-- How to complete this task --
Down to the last line, output the records below exactly.

________________________________________

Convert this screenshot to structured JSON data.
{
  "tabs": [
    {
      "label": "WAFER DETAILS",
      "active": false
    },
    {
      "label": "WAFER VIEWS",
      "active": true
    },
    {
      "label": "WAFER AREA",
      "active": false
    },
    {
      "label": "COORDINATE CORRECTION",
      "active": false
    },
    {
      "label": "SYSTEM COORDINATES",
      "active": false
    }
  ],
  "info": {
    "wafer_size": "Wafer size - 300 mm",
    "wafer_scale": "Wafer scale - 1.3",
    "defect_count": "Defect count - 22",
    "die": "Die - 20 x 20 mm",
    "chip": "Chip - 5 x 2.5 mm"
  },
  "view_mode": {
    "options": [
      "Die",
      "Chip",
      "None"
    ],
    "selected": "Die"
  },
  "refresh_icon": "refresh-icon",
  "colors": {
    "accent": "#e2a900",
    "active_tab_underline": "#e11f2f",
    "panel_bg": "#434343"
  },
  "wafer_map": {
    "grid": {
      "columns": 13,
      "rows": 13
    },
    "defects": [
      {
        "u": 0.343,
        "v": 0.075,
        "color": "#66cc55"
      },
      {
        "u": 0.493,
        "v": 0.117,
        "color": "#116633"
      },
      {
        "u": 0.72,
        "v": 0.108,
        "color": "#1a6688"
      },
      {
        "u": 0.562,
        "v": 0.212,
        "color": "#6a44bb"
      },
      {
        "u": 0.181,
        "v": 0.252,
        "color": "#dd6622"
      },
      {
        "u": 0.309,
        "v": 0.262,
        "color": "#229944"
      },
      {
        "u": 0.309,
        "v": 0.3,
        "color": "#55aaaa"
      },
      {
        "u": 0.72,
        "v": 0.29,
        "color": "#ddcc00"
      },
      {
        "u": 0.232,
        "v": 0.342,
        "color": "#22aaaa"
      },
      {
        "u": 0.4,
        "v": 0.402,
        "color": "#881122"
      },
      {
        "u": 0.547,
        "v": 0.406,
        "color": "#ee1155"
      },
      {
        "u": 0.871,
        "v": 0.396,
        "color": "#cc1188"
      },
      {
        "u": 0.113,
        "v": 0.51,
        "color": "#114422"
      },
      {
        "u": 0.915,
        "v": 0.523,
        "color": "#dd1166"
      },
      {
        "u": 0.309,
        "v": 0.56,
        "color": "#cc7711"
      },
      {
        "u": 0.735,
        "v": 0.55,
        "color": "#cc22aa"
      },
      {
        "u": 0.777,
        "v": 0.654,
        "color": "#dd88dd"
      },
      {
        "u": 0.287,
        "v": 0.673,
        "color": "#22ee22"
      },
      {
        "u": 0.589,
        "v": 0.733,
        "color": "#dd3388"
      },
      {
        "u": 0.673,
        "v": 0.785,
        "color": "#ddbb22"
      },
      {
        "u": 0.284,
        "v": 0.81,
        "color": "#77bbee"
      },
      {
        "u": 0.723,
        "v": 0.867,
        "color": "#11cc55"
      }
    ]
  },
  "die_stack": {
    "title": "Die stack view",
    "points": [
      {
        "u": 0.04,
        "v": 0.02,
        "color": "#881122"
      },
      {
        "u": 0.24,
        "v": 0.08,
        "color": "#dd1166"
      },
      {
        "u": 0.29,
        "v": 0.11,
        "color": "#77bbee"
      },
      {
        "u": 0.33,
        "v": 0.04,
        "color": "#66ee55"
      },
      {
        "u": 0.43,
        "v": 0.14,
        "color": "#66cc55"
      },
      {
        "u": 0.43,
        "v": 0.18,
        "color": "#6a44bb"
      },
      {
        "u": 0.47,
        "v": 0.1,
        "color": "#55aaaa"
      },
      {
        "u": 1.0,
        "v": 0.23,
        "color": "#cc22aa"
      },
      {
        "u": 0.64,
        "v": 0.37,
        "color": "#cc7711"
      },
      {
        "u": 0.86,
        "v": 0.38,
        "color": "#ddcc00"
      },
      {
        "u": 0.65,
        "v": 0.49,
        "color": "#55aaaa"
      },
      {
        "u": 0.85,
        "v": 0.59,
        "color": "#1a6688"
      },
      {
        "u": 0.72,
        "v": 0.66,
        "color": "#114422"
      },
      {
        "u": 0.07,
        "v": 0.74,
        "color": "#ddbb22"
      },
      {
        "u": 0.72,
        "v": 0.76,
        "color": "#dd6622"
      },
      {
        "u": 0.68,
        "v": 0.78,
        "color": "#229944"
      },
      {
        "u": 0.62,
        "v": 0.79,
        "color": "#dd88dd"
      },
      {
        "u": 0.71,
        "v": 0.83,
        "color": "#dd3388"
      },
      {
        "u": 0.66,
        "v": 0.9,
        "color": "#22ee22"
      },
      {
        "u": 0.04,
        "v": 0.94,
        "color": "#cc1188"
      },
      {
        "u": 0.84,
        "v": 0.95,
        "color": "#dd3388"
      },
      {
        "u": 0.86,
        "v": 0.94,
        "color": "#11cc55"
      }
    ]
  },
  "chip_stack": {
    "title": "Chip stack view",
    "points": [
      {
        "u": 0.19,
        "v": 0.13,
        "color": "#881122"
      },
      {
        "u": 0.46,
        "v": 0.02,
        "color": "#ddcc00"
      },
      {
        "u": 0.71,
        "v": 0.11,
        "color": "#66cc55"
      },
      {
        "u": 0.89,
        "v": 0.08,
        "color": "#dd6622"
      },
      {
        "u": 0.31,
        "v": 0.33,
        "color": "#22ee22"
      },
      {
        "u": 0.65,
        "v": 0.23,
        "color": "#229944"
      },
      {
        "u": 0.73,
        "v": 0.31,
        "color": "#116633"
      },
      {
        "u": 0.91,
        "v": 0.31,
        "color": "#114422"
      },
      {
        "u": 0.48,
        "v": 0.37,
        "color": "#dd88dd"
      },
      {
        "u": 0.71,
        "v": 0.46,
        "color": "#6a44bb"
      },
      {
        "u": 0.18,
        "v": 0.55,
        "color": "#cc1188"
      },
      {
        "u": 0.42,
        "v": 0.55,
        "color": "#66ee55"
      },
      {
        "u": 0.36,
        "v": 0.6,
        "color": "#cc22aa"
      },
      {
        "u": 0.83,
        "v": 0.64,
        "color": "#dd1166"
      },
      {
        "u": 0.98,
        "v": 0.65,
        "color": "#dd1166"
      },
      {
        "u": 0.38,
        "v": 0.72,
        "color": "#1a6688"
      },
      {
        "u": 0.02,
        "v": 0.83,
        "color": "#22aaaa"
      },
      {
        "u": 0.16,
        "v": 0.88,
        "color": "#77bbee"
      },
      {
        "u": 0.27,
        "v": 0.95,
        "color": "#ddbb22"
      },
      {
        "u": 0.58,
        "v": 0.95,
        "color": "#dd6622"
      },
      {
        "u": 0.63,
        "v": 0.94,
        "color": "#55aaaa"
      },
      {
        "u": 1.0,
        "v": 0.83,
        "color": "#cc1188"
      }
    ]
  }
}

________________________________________

-- Response below --
Convert this screenshot to structured JSON data.
{
  "tabs": [
    {
      "label": "WAFER DETAILS",
      "active": false
    },
    {
      "label": "WAFER VIEWS",
      "active": true
    },
    {
      "label": "WAFER AREA",
      "active": false
    },
    {
      "label": "COORDINATE CORRECTION",
      "active": false
    },
    {
      "label": "SYSTEM COORDINATES",
      "active": false
    }
  ],
  "info": {
    "wafer_size": "Wafer size - 300 mm",
    "wafer_scale": "Wafer scale - 1.3",
    "defect_count": "Defect count - 22",
    "die": "Die - 20 x 20 mm",
    "chip": "Chip - 5 x 2.5 mm"
  },
  "view_mode": {
    "options": [
      "Die",
      "Chip",
      "None"
    ],
    "selected": "Die"
  },
  "refresh_icon": "refresh-icon",
  "colors": {
    "accent": "#e2a900",
    "active_tab_underline": "#e11f2f",
    "panel_bg": "#434343"
  },
  "wafer_map": {
    "grid": {
      "columns": 13,
      "rows": 13
    },
    "defects": [
      {
        "u": 0.343,
        "v": 0.075,
        "color": "#66cc55"
      },
      {
        "u": 0.493,
        "v": 0.117,
        "color": "#116633"
      },
      {
        "u": 0.72,
        "v": 0.108,
        "color": "#1a6688"
      },
      {
        "u": 0.562,
        "v": 0.212,
        "color": "#6a44bb"
      },
      {
        "u": 0.181,
        "v": 0.252,
        "color": "#dd6622"
      },
      {
        "u": 0.309,
        "v": 0.262,
        "color": "#229944"
      },
      {
        "u": 0.309,
        "v": 0.3,
        "color": "#55aaaa"
      },
      {
        "u": 0.72,
        "v": 0.29,
        "color": "#ddcc00"
      },
      {
        "u": 0.232,
        "v": 0.342,
        "color": "#22aaaa"
      },
      {
        "u": 0.4,
        "v": 0.402,
        "color": "#881122"
      },
      {
        "u": 0.547,
        "v": 0.406,
        "color": "#ee1155"
      },
      {
        "u": 0.871,
        "v": 0.396,
        "color": "#cc1188"
      },
      {
        "u": 0.113,
        "v": 0.51,
        "color": "#114422"
      },
      {
        "u": 0.915,
        "v": 0.523,
        "color": "#dd1166"
      },
      {
        "u": 0.309,
        "v": 0.56,
        "color": "#cc7711"
      },
      {
        "u": 0.735,
        "v": 0.55,
        "color": "#cc22aa"
      },
      {
        "u": 0.777,
        "v": 0.654,
        "color": "#dd88dd"
      },
      {
        "u": 0.287,
        "v": 0.673,
        "color": "#22ee22"
      },
      {
        "u": 0.589,
        "v": 0.733,
        "color": "#dd3388"
      },
      {
        "u": 0.673,
        "v": 0.785,
        "color": "#ddbb22"
      },
      {
        "u": 0.284,
        "v": 0.81,
        "color": "#77bbee"
      },
      {
        "u": 0.723,
        "v": 0.867,
        "color": "#11cc55"
      }
    ]
  },
  "die_stack": {
    "title": "Die stack view",
    "points": [
      {
        "u": 0.04,
        "v": 0.02,
        "color": "#881122"
      },
      {
        "u": 0.24,
        "v": 0.08,
        "color": "#dd1166"
      },
      {
        "u": 0.29,
        "v": 0.11,
        "color": "#77bbee"
      },
      {
        "u": 0.33,
        "v": 0.04,
        "color": "#66ee55"
      },
      {
        "u": 0.43,
        "v": 0.14,
        "color": "#66cc55"
      },
      {
        "u": 0.43,
        "v": 0.18,
        "color": "#6a44bb"
      },
      {
        "u": 0.47,
        "v": 0.1,
        "color": "#55aaaa"
      },
      {
        "u": 1.0,
        "v": 0.23,
        "color": "#cc22aa"
      },
      {
        "u": 0.64,
        "v": 0.37,
        "color": "#cc7711"
      },
      {
        "u": 0.86,
        "v": 0.38,
        "color": "#ddcc00"
      },
      {
        "u": 0.65,
        "v": 0.49,
        "color": "#55aaaa"
      },
      {
        "u": 0.85,
        "v": 0.59,
        "color": "#1a6688"
      },
      {
        "u": 0.72,
        "v": 0.66,
        "color": "#114422"
      },
      {
        "u": 0.07,
        "v": 0.74,
        "color": "#ddbb22"
      },
      {
        "u": 0.72,
        "v": 0.76,
        "color": "#dd6622"
      },
      {
        "u": 0.68,
        "v": 0.78,
        "color": "#229944"
      },
      {
        "u": 0.62,
        "v": 0.79,
        "color": "#dd88dd"
      },
      {
        "u": 0.71,
        "v": 0.83,
        "color": "#dd3388"
      },
      {
        "u": 0.66,
        "v": 0.9,
        "color": "#22ee22"
      },
      {
        "u": 0.04,
        "v": 0.94,
        "color": "#cc1188"
      },
      {
        "u": 0.84,
        "v": 0.95,
        "color": "#dd3388"
      },
      {
        "u": 0.86,
        "v": 0.94,
        "color": "#11cc55"
      }
    ]
  },
  "chip_stack": {
    "title": "Chip stack view",
    "points": [
      {
        "u": 0.19,
        "v": 0.13,
        "color": "#881122"
      },
      {
        "u": 0.46,
        "v": 0.02,
        "color": "#ddcc00"
      },
      {
        "u": 0.71,
        "v": 0.11,
        "color": "#66cc55"
      },
      {
        "u": 0.89,
        "v": 0.08,
        "color": "#dd6622"
      },
      {
        "u": 0.31,
        "v": 0.33,
        "color": "#22ee22"
      },
      {
        "u": 0.65,
        "v": 0.23,
        "color": "#229944"
      },
      {
        "u": 0.73,
        "v": 0.31,
        "color": "#116633"
      },
      {
        "u": 0.91,
        "v": 0.31,
        "color": "#114422"
      },
      {
        "u": 0.48,
        "v": 0.37,
        "color": "#dd88dd"
      },
      {
        "u": 0.71,
        "v": 0.46,
        "color": "#6a44bb"
      },
      {
        "u": 0.18,
        "v": 0.55,
        "color": "#cc1188"
      },
      {
        "u": 0.42,
        "v": 0.55,
        "color": "#66ee55"
      },
      {
        "u": 0.36,
        "v": 0.6,
        "color": "#cc22aa"
      },
      {
        "u": 0.83,
        "v": 0.64,
        "color": "#dd1166"
      },
      {
        "u": 0.98,
        "v": 0.65,
        "color": "#dd1166"
      },
      {
        "u": 0.38,
        "v": 0.72,
        "color": "#1a6688"
      },
      {
        "u": 0.02,
        "v": 0.83,
        "color": "#22aaaa"
      },
      {
        "u": 0.16,
        "v": 0.88,
        "color": "#77bbee"
      },
      {
        "u": 0.27,
        "v": 0.95,
        "color": "#ddbb22"
      },
      {
        "u": 0.58,
        "v": 0.95,
        "color": "#dd6622"
      },
      {
        "u": 0.63,
        "v": 0.94,
        "color": "#55aaaa"
      },
      {
        "u": 1.0,
        "v": 0.83,
        "color": "#cc1188"
      }
    ]
  }
}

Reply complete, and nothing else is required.